PROBLEM DETAILS ->
Provide the number of lines of the records that include "JSON", with no other content.

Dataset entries
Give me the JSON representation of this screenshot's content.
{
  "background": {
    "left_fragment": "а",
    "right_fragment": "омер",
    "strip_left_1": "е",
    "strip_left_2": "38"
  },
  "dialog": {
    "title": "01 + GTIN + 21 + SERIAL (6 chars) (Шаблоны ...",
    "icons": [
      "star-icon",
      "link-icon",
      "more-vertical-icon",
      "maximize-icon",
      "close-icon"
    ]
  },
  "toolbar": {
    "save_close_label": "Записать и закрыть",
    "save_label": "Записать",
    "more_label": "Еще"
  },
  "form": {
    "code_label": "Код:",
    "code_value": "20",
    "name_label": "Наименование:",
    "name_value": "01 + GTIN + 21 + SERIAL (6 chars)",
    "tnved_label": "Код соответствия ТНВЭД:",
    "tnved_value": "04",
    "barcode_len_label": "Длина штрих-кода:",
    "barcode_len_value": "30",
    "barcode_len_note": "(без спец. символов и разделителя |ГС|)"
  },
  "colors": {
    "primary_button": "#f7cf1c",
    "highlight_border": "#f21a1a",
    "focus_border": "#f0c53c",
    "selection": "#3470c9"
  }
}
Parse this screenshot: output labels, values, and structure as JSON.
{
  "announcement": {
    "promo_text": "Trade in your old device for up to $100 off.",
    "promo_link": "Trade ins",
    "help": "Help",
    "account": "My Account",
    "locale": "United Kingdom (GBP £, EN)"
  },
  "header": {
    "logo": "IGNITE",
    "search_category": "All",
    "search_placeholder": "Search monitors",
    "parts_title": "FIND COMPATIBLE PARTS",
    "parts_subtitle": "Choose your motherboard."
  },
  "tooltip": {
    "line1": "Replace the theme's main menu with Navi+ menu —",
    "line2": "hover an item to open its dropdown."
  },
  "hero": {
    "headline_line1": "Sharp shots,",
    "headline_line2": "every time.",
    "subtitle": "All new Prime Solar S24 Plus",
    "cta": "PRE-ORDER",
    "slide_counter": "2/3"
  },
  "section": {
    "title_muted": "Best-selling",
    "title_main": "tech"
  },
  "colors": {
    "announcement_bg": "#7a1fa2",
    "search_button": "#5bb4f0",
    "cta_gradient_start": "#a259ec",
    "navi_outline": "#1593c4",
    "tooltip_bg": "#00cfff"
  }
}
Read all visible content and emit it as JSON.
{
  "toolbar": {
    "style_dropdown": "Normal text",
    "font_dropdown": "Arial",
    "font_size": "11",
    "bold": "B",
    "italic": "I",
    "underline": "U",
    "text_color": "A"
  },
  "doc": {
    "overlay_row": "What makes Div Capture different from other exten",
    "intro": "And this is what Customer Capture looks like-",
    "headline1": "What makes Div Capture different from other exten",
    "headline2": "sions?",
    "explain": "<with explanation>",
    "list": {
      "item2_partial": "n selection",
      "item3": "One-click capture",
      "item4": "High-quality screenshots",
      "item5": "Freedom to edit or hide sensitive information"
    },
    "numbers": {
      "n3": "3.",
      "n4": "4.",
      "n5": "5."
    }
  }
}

YOUR SOLUTION ->
3